Thomas Cromwell is the beloved Master Secretary of Hilary Mantel's Bring Up the Bodies, the sequel to Wolf Hall. Though the historical fact regarding Cromwell is not sugarcoated, Mantel somehow convinces the reader to fall in love with him just as thoroughly as the London women who are lining up to become the next Mrs. Cromwell.
While this is one of the things that I love about historical fiction, it makes me wish more than ever that there was a way to transport in time to learn the truth. I have the feeling that some of the truth lives in each of these stories.
Bilyeau's Joanna is crushed when her way of life is decimated. The path that she felt God had called her to is not only destroyed but mocked. She sees Cromwell as a manipulative, greedy courtier who would sell his own mother to ingratiate himself to the king. (Well, maybe he would sell his father in either portrayal.) My heart swells as Joanna witnesses walls of ancient religious houses thoughtlessly torn down. King Henry first tells her she cannot be a nun, then tells her that former nuns and novices cannot marry. She is left undefined, God's path for her life blocked by Thomas Cromwell.
Both of these pictures of Tudor times have elements of truth in them. At the time of the Dissolution of the Monasteries, approximately 12,000 people lived in various religious houses. There were bound to have been some like the decidedly un-pious monks that Cromwell despises and others like the devout Joanna Stafford. As with most stories there are two sides that each carry their own amount of truth.
Despite how much I may adore Mantel's Cromwell, I still can find little excuse for the widespread destruction of historic buildings, documents, and treasure that occurred by his order. Did he truly hope to reinvent a system that would have worked better for the welfare of the general population? If he did, his hopes were not realized. Thousands of those who had devoted their lives to God would go on to starve or live in poverty after their homes were taken away, while those enriched turned out to be Henry and his cronies much more than the poor.
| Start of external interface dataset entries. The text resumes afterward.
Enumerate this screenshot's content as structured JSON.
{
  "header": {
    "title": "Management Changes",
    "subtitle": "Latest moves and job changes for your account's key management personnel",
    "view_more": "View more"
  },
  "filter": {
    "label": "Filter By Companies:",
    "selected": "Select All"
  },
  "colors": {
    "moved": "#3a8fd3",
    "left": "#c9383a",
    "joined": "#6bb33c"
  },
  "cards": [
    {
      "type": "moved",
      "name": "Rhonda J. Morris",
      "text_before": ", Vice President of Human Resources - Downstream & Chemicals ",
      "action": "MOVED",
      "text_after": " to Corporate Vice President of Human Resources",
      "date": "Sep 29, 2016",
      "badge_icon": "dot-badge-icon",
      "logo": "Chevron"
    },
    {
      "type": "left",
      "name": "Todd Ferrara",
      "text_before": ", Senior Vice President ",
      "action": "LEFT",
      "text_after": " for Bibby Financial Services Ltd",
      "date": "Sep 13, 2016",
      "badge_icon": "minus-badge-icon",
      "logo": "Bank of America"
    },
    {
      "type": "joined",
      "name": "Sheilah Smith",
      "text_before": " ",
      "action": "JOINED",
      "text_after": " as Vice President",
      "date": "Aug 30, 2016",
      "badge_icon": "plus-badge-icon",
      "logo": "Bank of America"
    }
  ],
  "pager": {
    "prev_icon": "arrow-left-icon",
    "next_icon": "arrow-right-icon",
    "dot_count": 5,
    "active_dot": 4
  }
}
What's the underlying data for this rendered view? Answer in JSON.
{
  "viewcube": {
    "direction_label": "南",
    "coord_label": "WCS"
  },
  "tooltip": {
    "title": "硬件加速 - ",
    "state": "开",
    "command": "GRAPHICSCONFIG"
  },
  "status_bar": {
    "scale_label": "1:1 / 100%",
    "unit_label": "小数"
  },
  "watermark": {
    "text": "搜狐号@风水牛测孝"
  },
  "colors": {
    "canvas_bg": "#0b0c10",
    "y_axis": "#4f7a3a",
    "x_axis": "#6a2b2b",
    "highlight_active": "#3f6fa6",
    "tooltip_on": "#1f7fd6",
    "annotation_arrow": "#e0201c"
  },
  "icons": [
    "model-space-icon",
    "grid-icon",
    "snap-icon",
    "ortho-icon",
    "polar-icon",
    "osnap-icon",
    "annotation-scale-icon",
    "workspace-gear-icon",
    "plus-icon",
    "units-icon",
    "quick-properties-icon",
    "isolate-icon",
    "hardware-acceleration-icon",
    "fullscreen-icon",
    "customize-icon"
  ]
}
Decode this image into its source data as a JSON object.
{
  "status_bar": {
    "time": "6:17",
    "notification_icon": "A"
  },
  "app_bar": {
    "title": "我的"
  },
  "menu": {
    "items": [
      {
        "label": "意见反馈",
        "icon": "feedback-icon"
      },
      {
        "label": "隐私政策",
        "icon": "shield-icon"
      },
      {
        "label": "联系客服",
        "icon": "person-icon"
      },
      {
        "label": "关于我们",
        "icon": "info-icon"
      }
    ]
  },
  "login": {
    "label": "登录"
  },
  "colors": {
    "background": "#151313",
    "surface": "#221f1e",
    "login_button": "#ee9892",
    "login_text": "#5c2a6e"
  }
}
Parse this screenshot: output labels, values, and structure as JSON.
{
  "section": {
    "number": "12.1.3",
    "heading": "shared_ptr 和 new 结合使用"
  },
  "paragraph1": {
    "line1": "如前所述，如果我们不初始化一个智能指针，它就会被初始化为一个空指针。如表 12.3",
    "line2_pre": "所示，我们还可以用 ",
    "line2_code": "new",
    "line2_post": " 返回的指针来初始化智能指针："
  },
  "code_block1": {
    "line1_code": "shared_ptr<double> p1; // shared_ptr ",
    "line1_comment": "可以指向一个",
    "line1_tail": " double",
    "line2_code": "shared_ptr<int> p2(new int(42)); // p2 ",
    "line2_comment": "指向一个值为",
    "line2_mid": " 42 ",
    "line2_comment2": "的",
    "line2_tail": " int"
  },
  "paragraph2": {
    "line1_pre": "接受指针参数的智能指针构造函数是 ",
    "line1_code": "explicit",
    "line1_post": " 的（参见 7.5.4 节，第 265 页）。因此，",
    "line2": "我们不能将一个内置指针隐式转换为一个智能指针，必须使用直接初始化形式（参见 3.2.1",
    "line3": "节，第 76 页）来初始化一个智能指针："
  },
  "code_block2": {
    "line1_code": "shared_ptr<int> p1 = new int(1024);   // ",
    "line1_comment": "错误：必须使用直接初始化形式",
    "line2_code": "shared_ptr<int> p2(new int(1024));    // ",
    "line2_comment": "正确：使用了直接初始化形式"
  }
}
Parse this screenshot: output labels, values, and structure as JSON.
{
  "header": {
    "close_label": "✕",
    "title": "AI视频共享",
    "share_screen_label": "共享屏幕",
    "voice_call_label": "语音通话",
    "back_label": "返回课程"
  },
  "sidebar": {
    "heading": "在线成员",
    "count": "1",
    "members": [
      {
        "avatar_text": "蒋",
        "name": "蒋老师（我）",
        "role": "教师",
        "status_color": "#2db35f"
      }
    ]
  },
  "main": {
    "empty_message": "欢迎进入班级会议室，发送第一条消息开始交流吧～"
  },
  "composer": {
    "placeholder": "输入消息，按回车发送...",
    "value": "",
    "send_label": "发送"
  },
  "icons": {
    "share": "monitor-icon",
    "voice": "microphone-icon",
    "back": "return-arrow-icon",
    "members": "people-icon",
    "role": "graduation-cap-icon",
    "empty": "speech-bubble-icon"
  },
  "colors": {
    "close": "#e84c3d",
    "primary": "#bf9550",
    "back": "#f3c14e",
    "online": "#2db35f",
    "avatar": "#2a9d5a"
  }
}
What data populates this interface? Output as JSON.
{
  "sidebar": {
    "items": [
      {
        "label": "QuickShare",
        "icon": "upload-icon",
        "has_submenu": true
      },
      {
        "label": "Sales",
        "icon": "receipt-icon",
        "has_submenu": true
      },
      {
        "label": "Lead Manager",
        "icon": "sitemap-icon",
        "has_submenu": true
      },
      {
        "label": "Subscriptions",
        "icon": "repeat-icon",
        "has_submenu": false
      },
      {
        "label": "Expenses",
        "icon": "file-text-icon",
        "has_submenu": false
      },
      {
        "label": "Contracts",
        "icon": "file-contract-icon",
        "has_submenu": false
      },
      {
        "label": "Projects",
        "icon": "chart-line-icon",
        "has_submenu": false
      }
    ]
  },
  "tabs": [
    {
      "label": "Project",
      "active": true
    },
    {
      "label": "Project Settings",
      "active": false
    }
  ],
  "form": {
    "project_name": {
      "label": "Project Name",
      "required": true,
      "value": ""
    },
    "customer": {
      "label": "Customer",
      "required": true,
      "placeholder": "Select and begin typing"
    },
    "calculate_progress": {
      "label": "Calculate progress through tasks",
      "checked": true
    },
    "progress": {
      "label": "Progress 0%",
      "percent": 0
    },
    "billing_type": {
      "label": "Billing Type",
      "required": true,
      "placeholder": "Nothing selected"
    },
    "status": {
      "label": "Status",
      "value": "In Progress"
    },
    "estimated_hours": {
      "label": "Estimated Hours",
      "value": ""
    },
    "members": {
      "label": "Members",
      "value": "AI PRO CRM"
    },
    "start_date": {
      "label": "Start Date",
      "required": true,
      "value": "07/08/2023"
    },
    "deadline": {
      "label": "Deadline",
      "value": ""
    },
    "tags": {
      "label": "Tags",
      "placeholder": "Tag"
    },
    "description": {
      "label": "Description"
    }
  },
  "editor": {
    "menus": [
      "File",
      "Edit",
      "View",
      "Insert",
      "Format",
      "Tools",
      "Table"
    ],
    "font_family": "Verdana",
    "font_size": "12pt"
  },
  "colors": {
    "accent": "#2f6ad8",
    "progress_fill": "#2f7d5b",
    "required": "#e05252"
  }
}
There are indications that this wasn't Cromwell's intent, but it was the result.